:: DATASET RECORDS ::
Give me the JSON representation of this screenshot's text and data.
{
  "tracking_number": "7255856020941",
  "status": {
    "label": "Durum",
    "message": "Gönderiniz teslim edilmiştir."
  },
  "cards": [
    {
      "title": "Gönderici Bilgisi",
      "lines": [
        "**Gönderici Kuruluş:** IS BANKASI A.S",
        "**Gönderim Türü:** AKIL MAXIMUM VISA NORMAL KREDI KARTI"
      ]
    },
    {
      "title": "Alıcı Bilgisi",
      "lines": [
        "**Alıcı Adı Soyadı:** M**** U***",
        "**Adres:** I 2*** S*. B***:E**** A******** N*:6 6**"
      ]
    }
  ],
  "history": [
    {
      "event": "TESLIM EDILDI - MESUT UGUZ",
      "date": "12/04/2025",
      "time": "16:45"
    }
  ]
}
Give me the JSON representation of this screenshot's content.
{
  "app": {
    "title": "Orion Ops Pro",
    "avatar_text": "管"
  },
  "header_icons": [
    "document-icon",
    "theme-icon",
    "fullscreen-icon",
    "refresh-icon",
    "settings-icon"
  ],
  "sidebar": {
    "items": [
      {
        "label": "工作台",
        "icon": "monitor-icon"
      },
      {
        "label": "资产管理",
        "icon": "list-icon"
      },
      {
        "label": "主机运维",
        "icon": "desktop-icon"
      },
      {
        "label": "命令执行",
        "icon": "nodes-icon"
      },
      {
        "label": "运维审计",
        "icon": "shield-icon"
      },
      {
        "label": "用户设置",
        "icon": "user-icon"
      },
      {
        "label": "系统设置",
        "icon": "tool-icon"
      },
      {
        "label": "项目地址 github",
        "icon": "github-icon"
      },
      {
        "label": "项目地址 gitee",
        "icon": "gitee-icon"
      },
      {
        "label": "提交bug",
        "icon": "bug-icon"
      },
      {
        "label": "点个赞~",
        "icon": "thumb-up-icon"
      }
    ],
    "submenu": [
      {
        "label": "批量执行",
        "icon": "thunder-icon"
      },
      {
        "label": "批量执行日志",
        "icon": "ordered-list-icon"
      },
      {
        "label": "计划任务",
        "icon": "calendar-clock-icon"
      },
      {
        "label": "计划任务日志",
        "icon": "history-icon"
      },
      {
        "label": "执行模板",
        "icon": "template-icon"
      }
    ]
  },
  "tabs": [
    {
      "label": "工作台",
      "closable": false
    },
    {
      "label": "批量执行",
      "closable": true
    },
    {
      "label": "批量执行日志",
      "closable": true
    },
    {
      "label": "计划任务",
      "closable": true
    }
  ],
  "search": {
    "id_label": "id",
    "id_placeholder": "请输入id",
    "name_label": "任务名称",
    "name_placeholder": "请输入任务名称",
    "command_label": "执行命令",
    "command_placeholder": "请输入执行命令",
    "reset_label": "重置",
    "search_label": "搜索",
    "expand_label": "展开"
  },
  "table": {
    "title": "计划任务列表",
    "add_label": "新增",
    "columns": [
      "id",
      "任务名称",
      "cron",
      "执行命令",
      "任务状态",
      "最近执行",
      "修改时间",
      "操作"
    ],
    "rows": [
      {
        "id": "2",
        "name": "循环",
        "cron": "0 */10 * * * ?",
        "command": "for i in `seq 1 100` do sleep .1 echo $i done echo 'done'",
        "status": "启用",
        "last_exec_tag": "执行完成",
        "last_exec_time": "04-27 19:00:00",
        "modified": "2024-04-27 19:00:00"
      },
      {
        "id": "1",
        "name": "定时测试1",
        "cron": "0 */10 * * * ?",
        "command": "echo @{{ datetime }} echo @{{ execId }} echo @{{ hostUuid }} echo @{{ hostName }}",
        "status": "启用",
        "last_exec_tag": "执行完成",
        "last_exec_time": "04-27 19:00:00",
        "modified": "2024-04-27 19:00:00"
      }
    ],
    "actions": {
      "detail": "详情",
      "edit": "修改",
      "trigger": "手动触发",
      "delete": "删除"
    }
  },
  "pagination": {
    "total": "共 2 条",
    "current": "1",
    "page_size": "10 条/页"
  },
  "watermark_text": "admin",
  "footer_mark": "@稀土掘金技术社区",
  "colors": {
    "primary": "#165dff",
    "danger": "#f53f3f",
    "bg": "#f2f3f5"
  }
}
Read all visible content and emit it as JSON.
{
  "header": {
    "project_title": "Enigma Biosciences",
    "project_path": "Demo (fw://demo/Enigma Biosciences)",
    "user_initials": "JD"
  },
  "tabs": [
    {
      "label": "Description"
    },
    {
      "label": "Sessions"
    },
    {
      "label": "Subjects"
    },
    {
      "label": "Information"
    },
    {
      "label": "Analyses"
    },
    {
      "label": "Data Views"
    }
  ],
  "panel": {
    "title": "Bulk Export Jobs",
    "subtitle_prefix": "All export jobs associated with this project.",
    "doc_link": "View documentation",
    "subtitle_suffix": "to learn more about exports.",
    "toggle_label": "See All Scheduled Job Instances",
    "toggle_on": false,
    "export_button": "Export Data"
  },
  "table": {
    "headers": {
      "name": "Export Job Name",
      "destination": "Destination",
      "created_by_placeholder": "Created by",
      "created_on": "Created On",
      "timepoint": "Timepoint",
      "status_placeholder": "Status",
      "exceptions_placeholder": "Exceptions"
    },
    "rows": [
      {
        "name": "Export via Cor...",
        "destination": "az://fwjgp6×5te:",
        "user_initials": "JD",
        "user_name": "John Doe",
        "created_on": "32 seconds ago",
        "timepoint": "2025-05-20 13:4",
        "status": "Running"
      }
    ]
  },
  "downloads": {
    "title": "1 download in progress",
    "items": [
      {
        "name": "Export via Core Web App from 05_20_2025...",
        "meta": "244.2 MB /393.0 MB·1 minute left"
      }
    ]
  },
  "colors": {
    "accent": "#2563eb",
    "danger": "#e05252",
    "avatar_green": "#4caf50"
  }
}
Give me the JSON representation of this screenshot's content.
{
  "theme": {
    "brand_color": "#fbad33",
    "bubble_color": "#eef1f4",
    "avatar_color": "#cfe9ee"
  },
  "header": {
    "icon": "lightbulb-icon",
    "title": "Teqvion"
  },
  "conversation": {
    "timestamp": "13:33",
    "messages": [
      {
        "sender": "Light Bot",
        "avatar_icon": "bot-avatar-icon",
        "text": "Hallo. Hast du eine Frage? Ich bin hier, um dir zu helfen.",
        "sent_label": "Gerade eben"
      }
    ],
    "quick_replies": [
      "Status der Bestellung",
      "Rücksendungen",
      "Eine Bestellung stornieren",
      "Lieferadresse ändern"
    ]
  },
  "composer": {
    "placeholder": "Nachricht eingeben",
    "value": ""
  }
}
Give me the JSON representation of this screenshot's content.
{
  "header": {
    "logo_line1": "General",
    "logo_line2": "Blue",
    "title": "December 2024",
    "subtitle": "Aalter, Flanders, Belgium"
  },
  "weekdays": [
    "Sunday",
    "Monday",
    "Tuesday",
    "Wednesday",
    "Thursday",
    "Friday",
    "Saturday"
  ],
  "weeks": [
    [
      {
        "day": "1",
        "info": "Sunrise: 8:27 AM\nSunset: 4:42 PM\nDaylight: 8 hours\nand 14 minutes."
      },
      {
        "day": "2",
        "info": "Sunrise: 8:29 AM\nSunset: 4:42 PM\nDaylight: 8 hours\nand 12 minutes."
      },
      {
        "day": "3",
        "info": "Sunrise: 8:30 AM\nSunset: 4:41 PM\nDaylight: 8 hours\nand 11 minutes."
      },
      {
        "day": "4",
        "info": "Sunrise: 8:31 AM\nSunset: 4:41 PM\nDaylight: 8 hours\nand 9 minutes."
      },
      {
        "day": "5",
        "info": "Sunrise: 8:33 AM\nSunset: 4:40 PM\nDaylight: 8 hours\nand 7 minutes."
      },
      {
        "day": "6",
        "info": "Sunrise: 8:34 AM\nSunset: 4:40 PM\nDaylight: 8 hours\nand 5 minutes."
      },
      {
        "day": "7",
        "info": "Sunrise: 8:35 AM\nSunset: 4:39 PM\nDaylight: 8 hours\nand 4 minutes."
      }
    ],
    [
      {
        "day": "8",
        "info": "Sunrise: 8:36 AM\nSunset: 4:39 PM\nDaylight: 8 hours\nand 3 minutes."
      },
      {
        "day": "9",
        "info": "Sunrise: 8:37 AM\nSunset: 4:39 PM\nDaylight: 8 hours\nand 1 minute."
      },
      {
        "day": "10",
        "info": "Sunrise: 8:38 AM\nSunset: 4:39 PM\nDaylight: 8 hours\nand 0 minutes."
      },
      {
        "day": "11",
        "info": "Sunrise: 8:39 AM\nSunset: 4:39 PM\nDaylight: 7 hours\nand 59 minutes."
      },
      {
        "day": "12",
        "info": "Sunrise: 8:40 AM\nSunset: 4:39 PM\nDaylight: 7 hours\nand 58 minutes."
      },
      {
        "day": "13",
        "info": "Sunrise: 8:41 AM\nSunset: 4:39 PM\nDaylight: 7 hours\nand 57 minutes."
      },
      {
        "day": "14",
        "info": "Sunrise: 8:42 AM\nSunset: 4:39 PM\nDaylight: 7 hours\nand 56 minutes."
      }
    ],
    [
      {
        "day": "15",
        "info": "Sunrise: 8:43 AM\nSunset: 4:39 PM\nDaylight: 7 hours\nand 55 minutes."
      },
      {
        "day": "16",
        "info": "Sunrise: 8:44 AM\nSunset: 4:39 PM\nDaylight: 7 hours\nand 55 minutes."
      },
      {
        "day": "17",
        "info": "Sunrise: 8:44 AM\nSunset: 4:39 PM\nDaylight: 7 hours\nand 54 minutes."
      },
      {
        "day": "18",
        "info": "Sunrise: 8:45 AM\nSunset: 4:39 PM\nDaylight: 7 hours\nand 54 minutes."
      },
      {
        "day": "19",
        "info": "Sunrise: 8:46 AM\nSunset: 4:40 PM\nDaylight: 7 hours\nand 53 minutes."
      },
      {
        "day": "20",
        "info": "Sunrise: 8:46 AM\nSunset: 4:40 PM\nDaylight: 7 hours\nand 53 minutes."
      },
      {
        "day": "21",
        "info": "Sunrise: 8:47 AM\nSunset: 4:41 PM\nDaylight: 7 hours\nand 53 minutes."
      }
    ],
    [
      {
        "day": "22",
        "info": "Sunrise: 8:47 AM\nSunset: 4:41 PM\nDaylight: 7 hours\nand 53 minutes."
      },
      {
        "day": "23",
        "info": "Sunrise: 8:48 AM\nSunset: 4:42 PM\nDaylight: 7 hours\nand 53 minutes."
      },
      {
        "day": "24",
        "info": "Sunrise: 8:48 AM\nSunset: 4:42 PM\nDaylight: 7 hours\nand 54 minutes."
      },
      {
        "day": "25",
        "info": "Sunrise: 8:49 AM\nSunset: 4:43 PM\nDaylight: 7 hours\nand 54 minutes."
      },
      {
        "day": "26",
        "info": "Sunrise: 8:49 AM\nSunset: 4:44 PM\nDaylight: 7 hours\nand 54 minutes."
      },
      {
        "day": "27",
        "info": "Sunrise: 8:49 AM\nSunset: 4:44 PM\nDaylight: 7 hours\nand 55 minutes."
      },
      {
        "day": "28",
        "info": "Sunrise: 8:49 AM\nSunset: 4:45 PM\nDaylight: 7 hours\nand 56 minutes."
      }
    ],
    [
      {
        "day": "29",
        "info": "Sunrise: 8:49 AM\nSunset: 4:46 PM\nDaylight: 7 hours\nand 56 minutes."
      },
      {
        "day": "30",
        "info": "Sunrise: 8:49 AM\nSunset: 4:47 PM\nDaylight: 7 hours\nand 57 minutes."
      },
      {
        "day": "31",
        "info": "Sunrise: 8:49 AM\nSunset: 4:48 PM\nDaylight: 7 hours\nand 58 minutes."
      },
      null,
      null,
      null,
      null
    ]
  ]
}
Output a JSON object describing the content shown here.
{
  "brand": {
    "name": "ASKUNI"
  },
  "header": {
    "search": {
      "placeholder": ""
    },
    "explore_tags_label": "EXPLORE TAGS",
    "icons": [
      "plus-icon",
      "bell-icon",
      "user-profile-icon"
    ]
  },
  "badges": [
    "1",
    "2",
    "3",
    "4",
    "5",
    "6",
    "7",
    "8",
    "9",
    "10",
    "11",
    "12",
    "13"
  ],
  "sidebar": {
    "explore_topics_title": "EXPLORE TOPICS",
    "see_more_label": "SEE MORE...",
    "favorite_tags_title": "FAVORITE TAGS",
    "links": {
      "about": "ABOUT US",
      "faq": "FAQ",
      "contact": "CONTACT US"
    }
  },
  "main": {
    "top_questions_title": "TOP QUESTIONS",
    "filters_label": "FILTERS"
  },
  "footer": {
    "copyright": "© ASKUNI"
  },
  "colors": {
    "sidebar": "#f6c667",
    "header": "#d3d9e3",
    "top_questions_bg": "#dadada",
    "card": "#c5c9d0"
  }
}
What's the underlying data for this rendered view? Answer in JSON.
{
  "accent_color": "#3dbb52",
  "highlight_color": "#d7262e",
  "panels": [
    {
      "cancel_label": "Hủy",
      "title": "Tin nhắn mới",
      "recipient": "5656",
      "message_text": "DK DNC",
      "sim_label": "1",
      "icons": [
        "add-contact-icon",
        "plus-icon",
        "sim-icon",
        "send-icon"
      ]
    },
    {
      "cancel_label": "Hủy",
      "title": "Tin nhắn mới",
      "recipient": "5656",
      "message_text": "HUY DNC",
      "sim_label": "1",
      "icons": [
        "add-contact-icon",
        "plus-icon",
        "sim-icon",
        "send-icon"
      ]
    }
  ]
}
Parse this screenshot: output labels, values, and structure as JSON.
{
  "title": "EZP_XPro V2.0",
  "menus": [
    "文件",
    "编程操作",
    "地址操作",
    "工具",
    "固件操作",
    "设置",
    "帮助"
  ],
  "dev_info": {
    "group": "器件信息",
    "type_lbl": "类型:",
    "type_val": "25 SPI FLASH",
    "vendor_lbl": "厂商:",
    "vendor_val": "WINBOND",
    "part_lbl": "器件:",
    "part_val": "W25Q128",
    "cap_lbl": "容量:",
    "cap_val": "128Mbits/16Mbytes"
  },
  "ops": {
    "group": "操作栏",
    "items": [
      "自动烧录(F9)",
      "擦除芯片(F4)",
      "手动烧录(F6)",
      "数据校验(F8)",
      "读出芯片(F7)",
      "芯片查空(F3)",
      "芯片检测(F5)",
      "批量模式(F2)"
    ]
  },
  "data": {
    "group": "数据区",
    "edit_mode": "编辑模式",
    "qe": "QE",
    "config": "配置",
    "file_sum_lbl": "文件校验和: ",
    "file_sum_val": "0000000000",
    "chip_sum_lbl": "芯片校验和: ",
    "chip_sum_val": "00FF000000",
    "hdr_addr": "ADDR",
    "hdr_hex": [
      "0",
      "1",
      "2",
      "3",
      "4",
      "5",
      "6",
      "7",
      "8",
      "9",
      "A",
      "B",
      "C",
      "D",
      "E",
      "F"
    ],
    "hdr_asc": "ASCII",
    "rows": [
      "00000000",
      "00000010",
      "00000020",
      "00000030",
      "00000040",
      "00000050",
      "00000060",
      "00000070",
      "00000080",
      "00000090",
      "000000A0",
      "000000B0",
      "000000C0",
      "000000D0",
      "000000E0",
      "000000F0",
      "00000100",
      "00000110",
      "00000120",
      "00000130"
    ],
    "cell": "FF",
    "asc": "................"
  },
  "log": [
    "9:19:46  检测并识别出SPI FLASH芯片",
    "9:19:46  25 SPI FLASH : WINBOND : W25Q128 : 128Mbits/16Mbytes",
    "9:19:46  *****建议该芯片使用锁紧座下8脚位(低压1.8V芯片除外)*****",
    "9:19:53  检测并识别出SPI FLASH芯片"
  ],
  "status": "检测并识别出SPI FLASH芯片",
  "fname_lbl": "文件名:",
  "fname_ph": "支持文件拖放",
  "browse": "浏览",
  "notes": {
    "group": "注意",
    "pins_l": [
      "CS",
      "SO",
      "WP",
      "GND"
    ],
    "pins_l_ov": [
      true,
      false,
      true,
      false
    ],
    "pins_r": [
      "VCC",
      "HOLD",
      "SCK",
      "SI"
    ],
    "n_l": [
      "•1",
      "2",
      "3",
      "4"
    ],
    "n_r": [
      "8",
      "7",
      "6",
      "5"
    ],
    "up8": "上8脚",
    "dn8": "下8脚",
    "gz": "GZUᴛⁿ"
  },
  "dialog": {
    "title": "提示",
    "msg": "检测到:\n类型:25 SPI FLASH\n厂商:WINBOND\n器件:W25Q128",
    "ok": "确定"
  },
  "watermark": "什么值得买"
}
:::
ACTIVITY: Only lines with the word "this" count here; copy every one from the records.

EXERCISE RESULT:
Give me the JSON representation of this screenshot's text and data.
Give me the JSON representation of this screenshot's content.
    "subtitle_prefix": "All export jobs associated with this project.",
Give me the JSON representation of this screenshot's content.
Give me the JSON representation of this screenshot's content.
What's the underlying data for this rendered view? Answer in JSON.
Parse this screenshot: output labels, values, and structure as JSON.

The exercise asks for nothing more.